## INPUT
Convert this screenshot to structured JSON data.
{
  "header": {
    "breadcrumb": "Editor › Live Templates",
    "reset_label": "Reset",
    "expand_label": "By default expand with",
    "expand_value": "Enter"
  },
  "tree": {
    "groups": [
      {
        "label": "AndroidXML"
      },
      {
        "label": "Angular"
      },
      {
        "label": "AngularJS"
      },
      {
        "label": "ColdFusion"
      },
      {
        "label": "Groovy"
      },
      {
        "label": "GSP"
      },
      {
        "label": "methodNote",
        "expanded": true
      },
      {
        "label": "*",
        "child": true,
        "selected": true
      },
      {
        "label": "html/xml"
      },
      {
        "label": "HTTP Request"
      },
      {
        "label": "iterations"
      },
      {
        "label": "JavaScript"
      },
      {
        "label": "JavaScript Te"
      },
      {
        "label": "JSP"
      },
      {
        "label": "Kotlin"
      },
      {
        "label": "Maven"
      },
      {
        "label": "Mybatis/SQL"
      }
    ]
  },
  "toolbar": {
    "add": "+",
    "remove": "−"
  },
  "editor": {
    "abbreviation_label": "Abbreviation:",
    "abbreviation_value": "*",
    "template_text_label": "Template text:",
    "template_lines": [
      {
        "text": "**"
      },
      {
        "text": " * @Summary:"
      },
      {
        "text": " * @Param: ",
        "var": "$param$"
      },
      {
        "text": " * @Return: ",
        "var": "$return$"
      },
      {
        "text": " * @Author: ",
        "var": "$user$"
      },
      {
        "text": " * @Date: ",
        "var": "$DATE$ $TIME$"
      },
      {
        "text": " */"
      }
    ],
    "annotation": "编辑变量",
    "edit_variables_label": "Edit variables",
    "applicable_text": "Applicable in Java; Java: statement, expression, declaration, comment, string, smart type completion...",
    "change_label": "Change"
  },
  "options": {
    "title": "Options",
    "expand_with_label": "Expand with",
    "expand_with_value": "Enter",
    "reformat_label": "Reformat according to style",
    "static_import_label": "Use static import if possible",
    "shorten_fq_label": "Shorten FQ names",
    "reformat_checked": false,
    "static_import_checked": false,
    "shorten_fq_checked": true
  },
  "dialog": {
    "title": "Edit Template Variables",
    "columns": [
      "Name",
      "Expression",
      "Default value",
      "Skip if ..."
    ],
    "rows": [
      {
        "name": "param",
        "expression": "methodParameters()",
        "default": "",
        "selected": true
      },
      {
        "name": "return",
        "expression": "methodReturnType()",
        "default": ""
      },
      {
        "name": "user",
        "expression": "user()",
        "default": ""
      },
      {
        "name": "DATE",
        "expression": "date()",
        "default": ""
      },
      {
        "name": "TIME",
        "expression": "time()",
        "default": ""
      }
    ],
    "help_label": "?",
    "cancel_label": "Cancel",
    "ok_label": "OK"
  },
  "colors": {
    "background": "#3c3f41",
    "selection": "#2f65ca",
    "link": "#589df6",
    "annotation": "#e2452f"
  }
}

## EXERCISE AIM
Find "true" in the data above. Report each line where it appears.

## ANSWER TO THE EXERCISE
        "expanded": true
        "child": true,
        "selected": true
    "shorten_fq_checked": true
        "selected": true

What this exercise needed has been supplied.